Aloha! Given your retired status, & not knowing whether you reside on Oahu (I believe that you once did), I am unsure whether or not you would be interested in helping with an Asian Pacific American edit-a-thon in Honolulu co-sponsored by the Smithsonian Asian Pacific American Center. But I thought I would give you a try. One other editor has expressed an interest thus far. Here is the message that I have posted on editors' talk pages for those who I was able to reasonably identify as living in Hawaii. Peaceray (talk) 19:38, 2 August 2015 (UTC)
Last summer I moved to the Seattle area after 14 years in Kailua on Oahu. I immediately fell in with the Cascadia Wikimedians User Group as it formed, joined its board and became its first president as well as the GLAM representative for Washington State.
It's awesome to learn about your past in Honolulu - I'm actually going to be there for another SmithsonianAPA project mid September, and thinking that this could be an opportunity to do an event there as well! I have lots of contacts with UH and the museums, but do you know of any contacts on the Wikimedia side out there?
As I was working two jobs while I lived on Oahu, I did not have the opportunity to meet your or any other Wikipedians at the time. Hence, the reason why I am contacting you now.
If you would like to help, please contact me through one of these methods:
Your free one-year account with Newspapers.com will end on September 5 2015. Newspapers.com has offered to extend existing accounts by another year. If you wish to keep your account until September 5 2016, please add your name to the Account Renewal list here. I'll let Newspapers.com customer support know, and they will extend your subscription. If you don't want to keep your account for another year, you don't have to do anything.

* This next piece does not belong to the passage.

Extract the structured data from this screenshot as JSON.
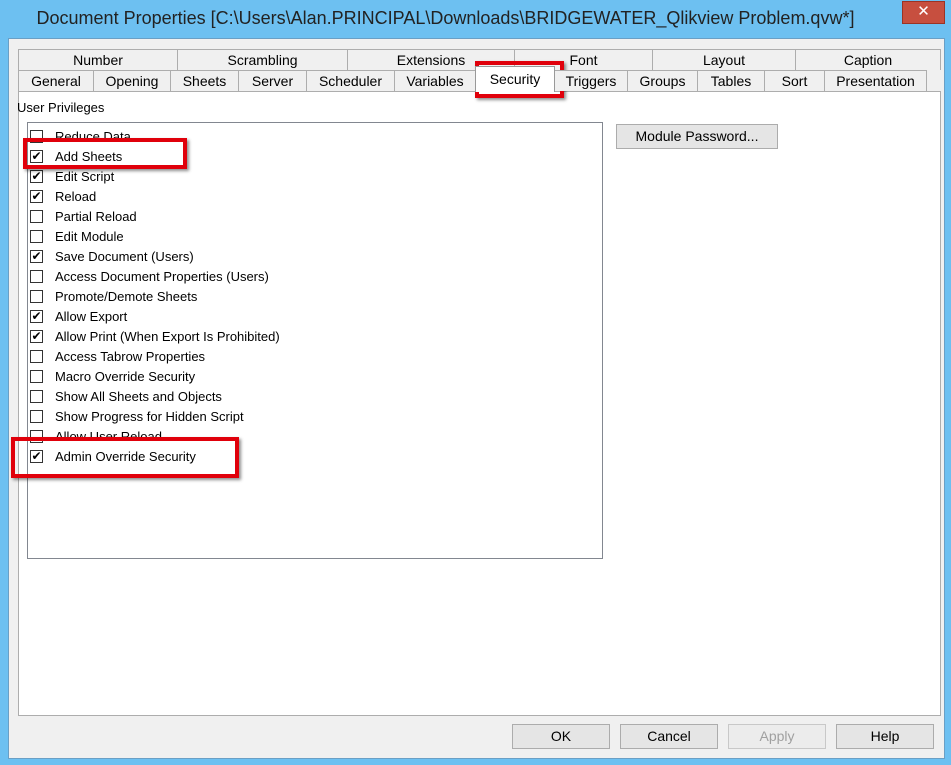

Your account will expire unless I hear from you that you want to keep it. All the best, HazelAB (talk) 13:07, 20 August 2015 (UTC)